WHAT YOU HAVE TO DO
Every record, from first to last, should be written out again exactly.

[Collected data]
== Segment start ==
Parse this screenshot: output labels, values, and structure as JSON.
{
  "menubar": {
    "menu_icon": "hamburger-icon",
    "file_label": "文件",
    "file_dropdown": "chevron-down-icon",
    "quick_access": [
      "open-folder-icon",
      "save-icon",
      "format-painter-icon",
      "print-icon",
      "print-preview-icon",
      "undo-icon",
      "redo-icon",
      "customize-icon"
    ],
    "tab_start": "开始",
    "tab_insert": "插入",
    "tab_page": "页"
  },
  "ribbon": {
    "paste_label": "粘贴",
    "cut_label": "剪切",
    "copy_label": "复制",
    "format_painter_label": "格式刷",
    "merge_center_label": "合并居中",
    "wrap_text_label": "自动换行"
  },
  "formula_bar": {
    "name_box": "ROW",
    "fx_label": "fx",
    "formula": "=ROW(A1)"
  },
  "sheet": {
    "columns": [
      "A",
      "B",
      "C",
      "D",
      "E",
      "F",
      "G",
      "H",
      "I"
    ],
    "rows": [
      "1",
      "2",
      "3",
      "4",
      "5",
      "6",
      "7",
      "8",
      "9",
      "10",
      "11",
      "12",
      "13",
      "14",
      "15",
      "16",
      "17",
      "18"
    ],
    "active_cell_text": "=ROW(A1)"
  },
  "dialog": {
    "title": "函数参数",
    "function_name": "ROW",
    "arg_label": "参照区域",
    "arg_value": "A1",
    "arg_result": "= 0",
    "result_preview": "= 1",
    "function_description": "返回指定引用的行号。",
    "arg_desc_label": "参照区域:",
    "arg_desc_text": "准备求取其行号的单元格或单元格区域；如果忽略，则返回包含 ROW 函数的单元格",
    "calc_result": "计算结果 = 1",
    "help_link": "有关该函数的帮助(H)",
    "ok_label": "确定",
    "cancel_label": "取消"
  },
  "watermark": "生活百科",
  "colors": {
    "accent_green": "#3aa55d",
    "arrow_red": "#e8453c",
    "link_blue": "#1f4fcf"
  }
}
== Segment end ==
SOLUTION TO THE EXERCISE
Parse this screenshot: output labels, values, and structure as JSON.
{
  "menubar": {
    "menu_icon": "hamburger-icon",
    "file_label": "文件",
    "file_dropdown": "chevron-down-icon",
    "quick_access": [
      "open-folder-icon",
      "save-icon",
      "format-painter-icon",
      "print-icon",
      "print-preview-icon",
      "undo-icon",
      "redo-icon",
      "customize-icon"
    ],
    "tab_start": "开始",
    "tab_insert": "插入",
    "tab_page": "页"
  },
  "ribbon": {
    "paste_label": "粘贴",
    "cut_label": "剪切",
    "copy_label": "复制",
    "format_painter_label": "格式刷",
    "merge_center_label": "合并居中",
    "wrap_text_label": "自动换行"
  },
  "formula_bar": {
    "name_box": "ROW",
    "fx_label": "fx",
    "formula": "=ROW(A1)"
  },
  "sheet": {
    "columns": [
      "A",
      "B",
      "C",
      "D",
      "E",
      "F",
      "G",
      "H",
      "I"
    ],
    "rows": [
      "1",
      "2",
      "3",
      "4",
      "5",
      "6",
      "7",
      "8",
      "9",
      "10",
      "11",
      "12",
      "13",
      "14",
      "15",
      "16",
      "17",
      "18"
    ],
    "active_cell_text": "=ROW(A1)"
  },
  "dialog": {
    "title": "函数参数",
    "function_name": "ROW",
    "arg_label": "参照区域",
    "arg_value": "A1",
    "arg_result": "= 0",
    "result_preview": "= 1",
    "function_description": "返回指定引用的行号。",
    "arg_desc_label": "参照区域:",
    "arg_desc_text": "准备求取其行号的单元格或单元格区域；如果忽略，则返回包含 ROW 函数的单元格",
    "calc_result": "计算结果 = 1",
    "help_link": "有关该函数的帮助(H)",
    "ok_label": "确定",
    "cancel_label": "取消"
  },
  "watermark": "生活百科",
  "colors": {
    "accent_green": "#3aa55d",
    "arrow_red": "#e8453c",
    "link_blue": "#1f4fcf"
  }
}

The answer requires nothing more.